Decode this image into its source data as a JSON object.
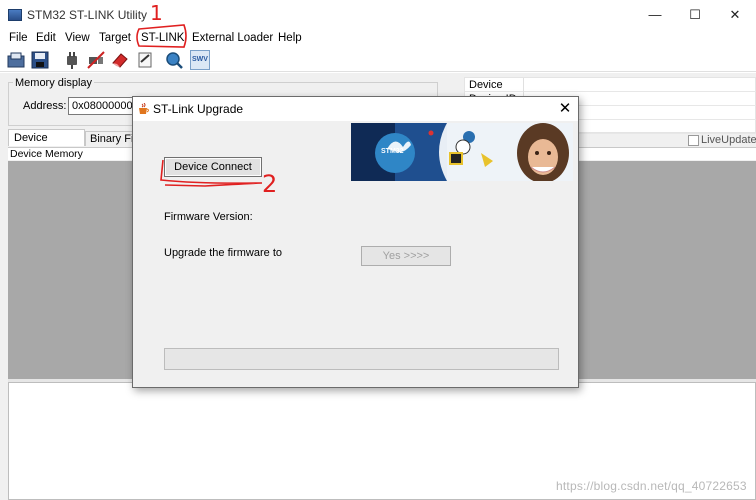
{
  "window": {
    "title": "STM32 ST-LINK Utility",
    "controls": {
      "minimize": "—",
      "maximize": "☐",
      "close": "✕"
    }
  },
  "menubar": {
    "items": [
      "File",
      "Edit",
      "View",
      "Target",
      "ST-LINK",
      "External Loader",
      "Help"
    ]
  },
  "toolbar": {
    "icons": [
      "save-file-icon",
      "save-icon",
      "connect-icon",
      "disconnect-icon",
      "erase-icon",
      "program-icon",
      "verify-icon",
      "swv-icon"
    ],
    "swv_label": "SWV"
  },
  "memory_display": {
    "label": "Memory display",
    "address_label": "Address:",
    "address_value": "0x08000000"
  },
  "device_info": {
    "rows": [
      "Device",
      "Device ID"
    ]
  },
  "tabs": [
    "Device Memory",
    "Binary File"
  ],
  "live_update": {
    "label": "LiveUpdate",
    "checked": false
  },
  "memory_header": "Device Memory",
  "watermark": "https://blog.csdn.net/qq_40722653",
  "dialog": {
    "title": "ST-Link Upgrade",
    "close": "✕",
    "device_connect": "Device Connect",
    "firmware_version_label": "Firmware Version:",
    "upgrade_label": "Upgrade the firmware to",
    "yes_button": "Yes >>>>",
    "banner_chip_text": "STM32",
    "progress": 0
  },
  "annotations": {
    "step1": "1",
    "step2": "2",
    "color": "#e02020"
  }
}
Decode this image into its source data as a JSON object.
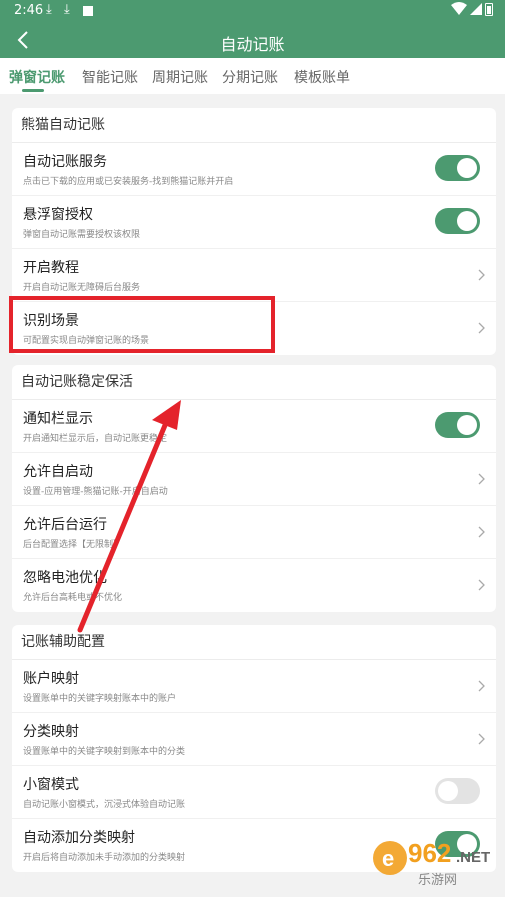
{
  "status_bar": {
    "time": "2:46"
  },
  "header": {
    "title": "自动记账"
  },
  "tabs": [
    {
      "label": "弹窗记账"
    },
    {
      "label": "智能记账"
    },
    {
      "label": "周期记账"
    },
    {
      "label": "分期记账"
    },
    {
      "label": "模板账单"
    }
  ],
  "sections": [
    {
      "title": "熊猫自动记账",
      "rows": [
        {
          "label": "自动记账服务",
          "sub": "点击已下载的应用或已安装服务-找到熊猫记账并开启"
        },
        {
          "label": "悬浮窗授权",
          "sub": "弹窗自动记账需要授权该权限"
        },
        {
          "label": "开启教程",
          "sub": "开启自动记账无障碍后台服务"
        },
        {
          "label": "识别场景",
          "sub": "可配置实现自动弹窗记账的场景"
        }
      ]
    },
    {
      "title": "自动记账稳定保活",
      "rows": [
        {
          "label": "通知栏显示",
          "sub": "开启通知栏显示后，自动记账更稳定"
        },
        {
          "label": "允许自启动",
          "sub": "设置-应用管理-熊猫记账-开启自启动"
        },
        {
          "label": "允许后台运行",
          "sub": "后台配置选择【无限制】"
        },
        {
          "label": "忽略电池优化",
          "sub": "允许后台高耗电或不优化"
        }
      ]
    },
    {
      "title": "记账辅助配置",
      "rows": [
        {
          "label": "账户映射",
          "sub": "设置账单中的关键字映射账本中的账户"
        },
        {
          "label": "分类映射",
          "sub": "设置账单中的关键字映射到账本中的分类"
        },
        {
          "label": "小窗模式",
          "sub": "自动记账小窗模式，沉浸式体验自动记账"
        },
        {
          "label": "自动添加分类映射",
          "sub": "开启后将自动添加未手动添加的分类映射"
        }
      ]
    }
  ],
  "toggles": {
    "auto_service": true,
    "overlay_permission": true,
    "notification_display": true,
    "mini_window": false,
    "auto_add_category": true
  },
  "watermark": {
    "brand": "962.NET",
    "name": "乐游网"
  },
  "colors": {
    "primary": "#4c9a70",
    "highlight": "#e4232b"
  }
}
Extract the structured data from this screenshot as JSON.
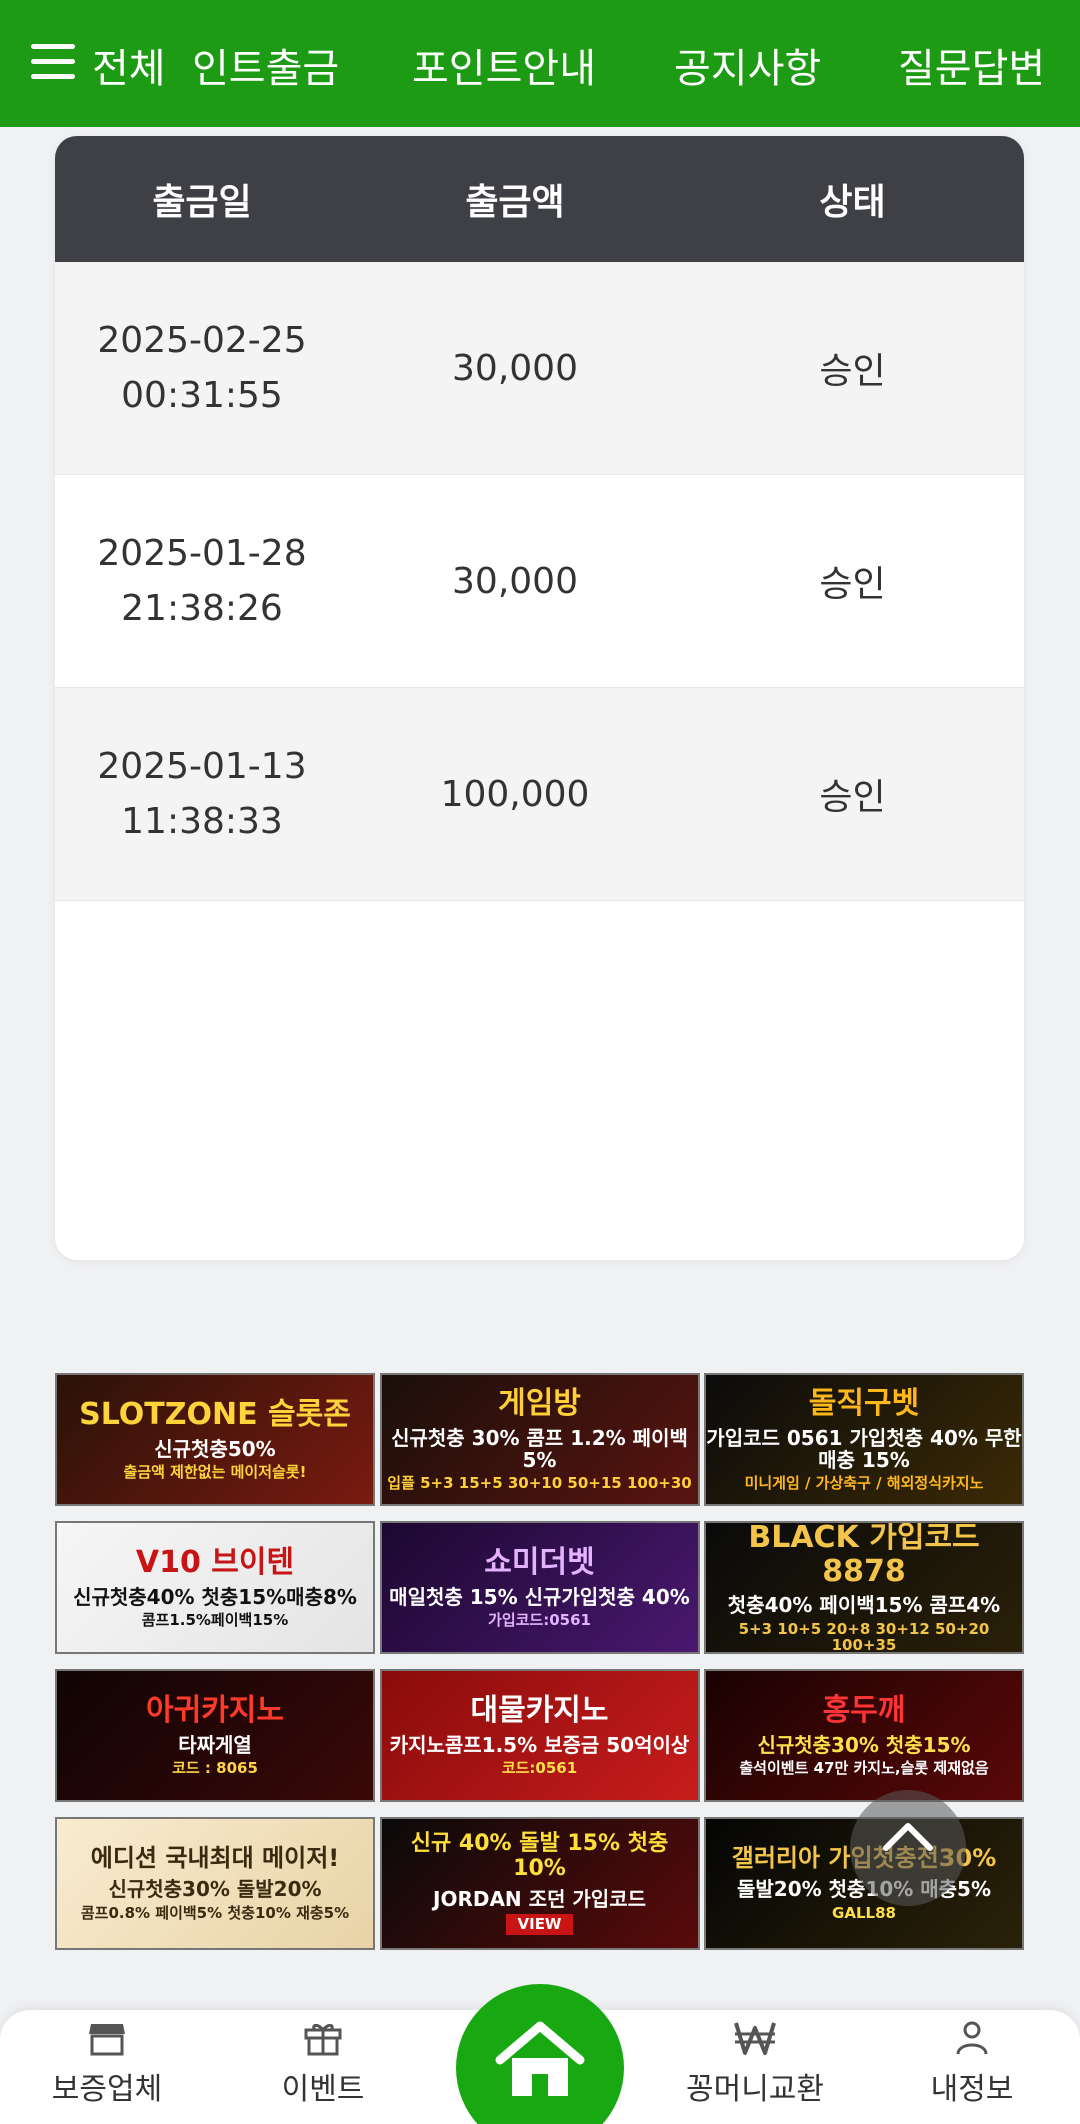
{
  "colors": {
    "brand_green": "#1e9b14",
    "table_header": "#3e4046",
    "home_green": "#18a812"
  },
  "topbar": {
    "menu_icon": "hamburger-menu-icon",
    "menu_label": "전체",
    "nav": [
      "인트출금",
      "포인트안내",
      "공지사항",
      "질문답변"
    ]
  },
  "withdrawals": {
    "headers": [
      "출금일",
      "출금액",
      "상태"
    ],
    "rows": [
      {
        "date": "2025-02-25",
        "time": "00:31:55",
        "amount": "30,000",
        "status": "승인"
      },
      {
        "date": "2025-01-28",
        "time": "21:38:26",
        "amount": "30,000",
        "status": "승인"
      },
      {
        "date": "2025-01-13",
        "time": "11:38:33",
        "amount": "100,000",
        "status": "승인"
      }
    ]
  },
  "banners": [
    {
      "title": "SLOTZONE 슬롯존",
      "line2": "신규첫충50%",
      "line3": "출금액 제한없는 메이저슬롯!"
    },
    {
      "title": "게임방",
      "line2": "신규첫충 30% 콤프 1.2% 페이백 5%",
      "line3": "입플 5+3 15+5 30+10 50+15 100+30"
    },
    {
      "title": "돌직구벳",
      "line2": "가입코드 0561 가입첫충 40% 무한매충 15%",
      "line3": "미니게임 / 가상축구 / 해외정식카지노"
    },
    {
      "title": "V10 브이텐",
      "line2": "신규첫충40% 첫충15%매충8%",
      "line3": "콤프1.5%페이백15%"
    },
    {
      "title": "쇼미더벳",
      "line2": "매일첫충 15% 신규가입첫충 40%",
      "line3": "가입코드:0561"
    },
    {
      "title": "BLACK 가입코드 8878",
      "line2": "첫충40% 페이백15% 콤프4%",
      "line3": "5+3 10+5 20+8 30+12 50+20 100+35"
    },
    {
      "title": "아귀카지노",
      "line2": "타짜게열",
      "line3": "코드 : 8065"
    },
    {
      "title": "대물카지노",
      "line2": "카지노콤프1.5% 보증금 50억이상",
      "line3": "코드:0561"
    },
    {
      "title": "홍두깨",
      "line2": "신규첫충30% 첫충15%",
      "line3": "출석이벤트 47만 카지노,슬롯 제재없음"
    },
    {
      "title": "에디션 국내최대 메이저!",
      "line2": "신규첫충30% 돌발20%",
      "line3": "콤프0.8% 페이백5% 첫충10% 재충5%"
    },
    {
      "title": "신규 40% 돌발 15% 첫충 10%",
      "line2": "JORDAN 조던 가입코드",
      "line3": "VIEW"
    },
    {
      "title": "갤러리아 가입첫충전30%",
      "line2": "돌발20% 첫충10% 매충5%",
      "line3": "GALL88"
    }
  ],
  "bottom_nav": {
    "items": [
      {
        "label": "보증업체",
        "icon": "store-icon"
      },
      {
        "label": "이벤트",
        "icon": "gift-icon"
      },
      {
        "label": "꽁머니교환",
        "icon": "won-icon"
      },
      {
        "label": "내정보",
        "icon": "user-icon"
      }
    ],
    "home_icon": "home-icon"
  }
}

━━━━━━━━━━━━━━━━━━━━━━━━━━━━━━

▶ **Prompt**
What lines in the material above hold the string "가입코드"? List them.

▶ **Task response**
      "line2": "가입코드 0561 가입첫충 40% 무한매충 15%",
      "line3": "가입코드:0561"
      "title": "BLACK 가입코드 8878",
      "line2": "JORDAN 조던 가입코드",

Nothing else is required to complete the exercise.